Across a steep canyon, a ghost floats in the darkness—a phantom in this redwood forest, somewhere in California’s Santa Cruz County.
We slip-slide into the gully, landing in spongy piles of discarded needles, ferns, and poison oak, and then we scale the other slope. A great horned owl hoots once, twice, three times. Dawn is just beginning to tickle the treetops, but down here, beneath the forest canopy, it’s still chilly twilight.

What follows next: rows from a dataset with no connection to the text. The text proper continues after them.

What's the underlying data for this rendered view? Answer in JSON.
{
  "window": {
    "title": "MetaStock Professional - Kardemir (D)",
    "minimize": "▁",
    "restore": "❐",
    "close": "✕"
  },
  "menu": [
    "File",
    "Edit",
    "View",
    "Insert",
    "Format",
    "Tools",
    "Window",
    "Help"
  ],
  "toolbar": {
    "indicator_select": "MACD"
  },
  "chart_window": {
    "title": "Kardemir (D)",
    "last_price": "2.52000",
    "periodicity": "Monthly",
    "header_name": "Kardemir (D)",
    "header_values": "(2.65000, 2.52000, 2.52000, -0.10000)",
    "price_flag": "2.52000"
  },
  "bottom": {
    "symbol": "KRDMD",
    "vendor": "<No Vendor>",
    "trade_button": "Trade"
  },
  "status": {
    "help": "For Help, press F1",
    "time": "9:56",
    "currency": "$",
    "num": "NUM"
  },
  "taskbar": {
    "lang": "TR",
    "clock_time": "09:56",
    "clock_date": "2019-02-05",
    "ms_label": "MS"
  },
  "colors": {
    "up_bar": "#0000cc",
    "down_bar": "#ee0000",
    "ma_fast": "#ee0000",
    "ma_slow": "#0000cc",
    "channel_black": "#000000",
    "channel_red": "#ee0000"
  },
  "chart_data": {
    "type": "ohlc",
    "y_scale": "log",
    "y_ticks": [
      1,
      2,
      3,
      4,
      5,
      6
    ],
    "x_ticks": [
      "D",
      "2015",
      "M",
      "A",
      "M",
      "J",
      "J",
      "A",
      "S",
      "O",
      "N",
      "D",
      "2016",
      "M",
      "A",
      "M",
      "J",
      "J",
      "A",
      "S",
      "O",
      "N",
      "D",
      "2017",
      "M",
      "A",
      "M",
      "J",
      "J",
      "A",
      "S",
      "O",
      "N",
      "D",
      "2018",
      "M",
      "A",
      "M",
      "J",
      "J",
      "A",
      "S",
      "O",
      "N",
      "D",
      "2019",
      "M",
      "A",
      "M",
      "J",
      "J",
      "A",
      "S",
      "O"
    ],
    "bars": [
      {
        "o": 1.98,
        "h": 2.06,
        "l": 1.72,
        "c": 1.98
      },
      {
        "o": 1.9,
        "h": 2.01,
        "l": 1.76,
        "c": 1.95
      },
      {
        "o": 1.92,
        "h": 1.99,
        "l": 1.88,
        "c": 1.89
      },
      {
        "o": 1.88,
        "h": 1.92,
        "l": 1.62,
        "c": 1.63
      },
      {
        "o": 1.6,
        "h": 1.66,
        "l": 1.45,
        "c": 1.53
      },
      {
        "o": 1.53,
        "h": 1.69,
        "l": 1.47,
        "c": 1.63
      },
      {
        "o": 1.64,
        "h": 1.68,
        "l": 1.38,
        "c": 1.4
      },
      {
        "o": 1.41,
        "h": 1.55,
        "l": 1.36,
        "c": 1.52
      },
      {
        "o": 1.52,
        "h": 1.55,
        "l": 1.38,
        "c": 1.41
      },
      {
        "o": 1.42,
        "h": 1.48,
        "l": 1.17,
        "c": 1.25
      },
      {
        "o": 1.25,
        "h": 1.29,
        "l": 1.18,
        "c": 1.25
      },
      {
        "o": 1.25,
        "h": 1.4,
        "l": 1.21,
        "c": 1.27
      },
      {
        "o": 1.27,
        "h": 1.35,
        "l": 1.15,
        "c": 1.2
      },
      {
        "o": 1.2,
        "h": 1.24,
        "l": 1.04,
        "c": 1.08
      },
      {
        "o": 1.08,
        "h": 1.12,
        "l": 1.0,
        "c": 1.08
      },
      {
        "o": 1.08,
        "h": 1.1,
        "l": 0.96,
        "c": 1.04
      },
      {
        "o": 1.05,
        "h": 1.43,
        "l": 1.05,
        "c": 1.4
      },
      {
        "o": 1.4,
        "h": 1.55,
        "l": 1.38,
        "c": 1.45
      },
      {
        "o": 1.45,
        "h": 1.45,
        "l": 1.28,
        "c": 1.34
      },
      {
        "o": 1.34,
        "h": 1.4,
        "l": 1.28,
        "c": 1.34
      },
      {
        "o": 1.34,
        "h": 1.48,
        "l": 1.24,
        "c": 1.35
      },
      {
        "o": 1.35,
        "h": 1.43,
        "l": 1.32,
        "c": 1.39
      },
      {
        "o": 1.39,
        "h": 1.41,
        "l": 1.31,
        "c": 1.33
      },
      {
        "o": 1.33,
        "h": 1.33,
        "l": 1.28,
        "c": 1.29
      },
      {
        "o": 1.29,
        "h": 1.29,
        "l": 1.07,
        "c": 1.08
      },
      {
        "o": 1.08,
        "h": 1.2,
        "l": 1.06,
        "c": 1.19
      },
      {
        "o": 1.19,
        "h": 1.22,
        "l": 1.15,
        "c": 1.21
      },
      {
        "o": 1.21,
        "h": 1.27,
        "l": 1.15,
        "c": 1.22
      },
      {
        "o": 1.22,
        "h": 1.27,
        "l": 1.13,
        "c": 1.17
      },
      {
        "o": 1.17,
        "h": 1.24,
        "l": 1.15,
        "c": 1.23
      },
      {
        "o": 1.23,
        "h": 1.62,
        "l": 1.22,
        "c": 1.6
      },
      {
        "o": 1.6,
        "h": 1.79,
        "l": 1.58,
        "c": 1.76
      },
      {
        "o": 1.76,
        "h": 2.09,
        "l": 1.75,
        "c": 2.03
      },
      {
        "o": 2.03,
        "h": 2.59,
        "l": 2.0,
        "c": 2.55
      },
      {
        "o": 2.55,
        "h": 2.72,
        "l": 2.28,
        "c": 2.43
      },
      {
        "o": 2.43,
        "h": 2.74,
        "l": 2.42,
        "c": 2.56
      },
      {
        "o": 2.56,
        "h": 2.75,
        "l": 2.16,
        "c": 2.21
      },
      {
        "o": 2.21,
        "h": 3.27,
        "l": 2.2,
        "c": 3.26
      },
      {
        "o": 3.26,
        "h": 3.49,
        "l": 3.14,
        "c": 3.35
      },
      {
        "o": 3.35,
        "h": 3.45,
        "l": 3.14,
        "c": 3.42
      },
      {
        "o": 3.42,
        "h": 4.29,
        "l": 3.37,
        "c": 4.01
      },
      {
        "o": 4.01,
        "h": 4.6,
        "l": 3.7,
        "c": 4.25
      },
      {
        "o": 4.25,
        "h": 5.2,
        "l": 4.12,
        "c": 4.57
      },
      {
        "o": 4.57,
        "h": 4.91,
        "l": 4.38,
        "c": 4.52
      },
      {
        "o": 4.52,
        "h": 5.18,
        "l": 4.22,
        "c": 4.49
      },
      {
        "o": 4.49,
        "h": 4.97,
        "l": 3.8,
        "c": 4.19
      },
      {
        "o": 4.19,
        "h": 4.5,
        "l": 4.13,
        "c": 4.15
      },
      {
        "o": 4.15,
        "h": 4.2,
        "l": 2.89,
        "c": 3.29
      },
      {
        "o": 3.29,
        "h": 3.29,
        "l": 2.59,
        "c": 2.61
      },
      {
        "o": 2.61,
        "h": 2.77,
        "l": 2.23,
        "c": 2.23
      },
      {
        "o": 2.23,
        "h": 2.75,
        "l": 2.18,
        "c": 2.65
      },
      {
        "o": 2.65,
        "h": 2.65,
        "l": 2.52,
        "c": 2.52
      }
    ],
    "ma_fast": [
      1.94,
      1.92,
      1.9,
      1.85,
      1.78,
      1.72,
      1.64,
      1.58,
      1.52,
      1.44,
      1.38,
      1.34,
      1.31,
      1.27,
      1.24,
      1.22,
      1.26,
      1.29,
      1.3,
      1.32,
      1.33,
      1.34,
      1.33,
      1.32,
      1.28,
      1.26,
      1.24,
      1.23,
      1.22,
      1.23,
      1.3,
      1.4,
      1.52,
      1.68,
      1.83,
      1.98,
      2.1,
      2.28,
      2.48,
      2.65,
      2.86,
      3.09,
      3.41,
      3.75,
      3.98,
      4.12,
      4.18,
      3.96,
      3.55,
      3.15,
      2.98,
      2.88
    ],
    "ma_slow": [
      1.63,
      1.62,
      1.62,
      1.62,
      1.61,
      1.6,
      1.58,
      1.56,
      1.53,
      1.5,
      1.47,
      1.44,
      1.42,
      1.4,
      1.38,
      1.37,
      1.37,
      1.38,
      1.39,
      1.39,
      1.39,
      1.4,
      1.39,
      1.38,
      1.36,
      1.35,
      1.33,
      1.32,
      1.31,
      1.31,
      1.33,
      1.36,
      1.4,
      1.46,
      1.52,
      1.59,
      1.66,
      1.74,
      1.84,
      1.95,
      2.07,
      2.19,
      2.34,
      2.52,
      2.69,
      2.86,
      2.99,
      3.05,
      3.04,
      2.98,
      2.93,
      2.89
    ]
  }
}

A few feet away, the astonishingly white tree hovers like an otherworldly apparition, its crown high above our heads. It’s an albino redwood. An enigma. A biological improbability—an organism that shouldn’t exist.